• What is needed:
Only the number is wanted: how many lines in the material below contain "Inflation".

• Task data:

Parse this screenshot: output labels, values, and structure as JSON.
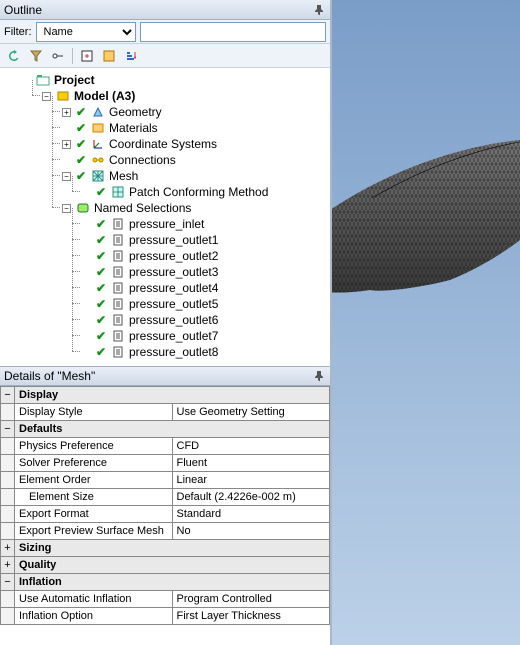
{
  "outline": {
    "title": "Outline",
    "filter_label": "Filter:",
    "filter_type": "Name",
    "filter_value": "",
    "root": "Project",
    "model": "Model (A3)",
    "branches": {
      "geometry": "Geometry",
      "materials": "Materials",
      "coord": "Coordinate Systems",
      "connections": "Connections",
      "mesh": "Mesh",
      "mesh_child": "Patch Conforming Method",
      "named": "Named Selections"
    },
    "selections": [
      "pressure_inlet",
      "pressure_outlet1",
      "pressure_outlet2",
      "pressure_outlet3",
      "pressure_outlet4",
      "pressure_outlet5",
      "pressure_outlet6",
      "pressure_outlet7",
      "pressure_outlet8"
    ]
  },
  "details": {
    "title": "Details of \"Mesh\"",
    "groups": {
      "display": "Display",
      "defaults": "Defaults",
      "sizing": "Sizing",
      "quality": "Quality",
      "inflation": "Inflation"
    },
    "rows": {
      "display_style_k": "Display Style",
      "display_style_v": "Use Geometry Setting",
      "physics_k": "Physics Preference",
      "physics_v": "CFD",
      "solver_k": "Solver Preference",
      "solver_v": "Fluent",
      "order_k": "Element Order",
      "order_v": "Linear",
      "size_k": "Element Size",
      "size_v": "Default (2.4226e-002 m)",
      "export_k": "Export Format",
      "export_v": "Standard",
      "preview_k": "Export Preview Surface Mesh",
      "preview_v": "No",
      "auto_infl_k": "Use Automatic Inflation",
      "auto_infl_v": "Program Controlled",
      "infl_opt_k": "Inflation Option",
      "infl_opt_v": "First Layer Thickness"
    }
  }
}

• Your response:
3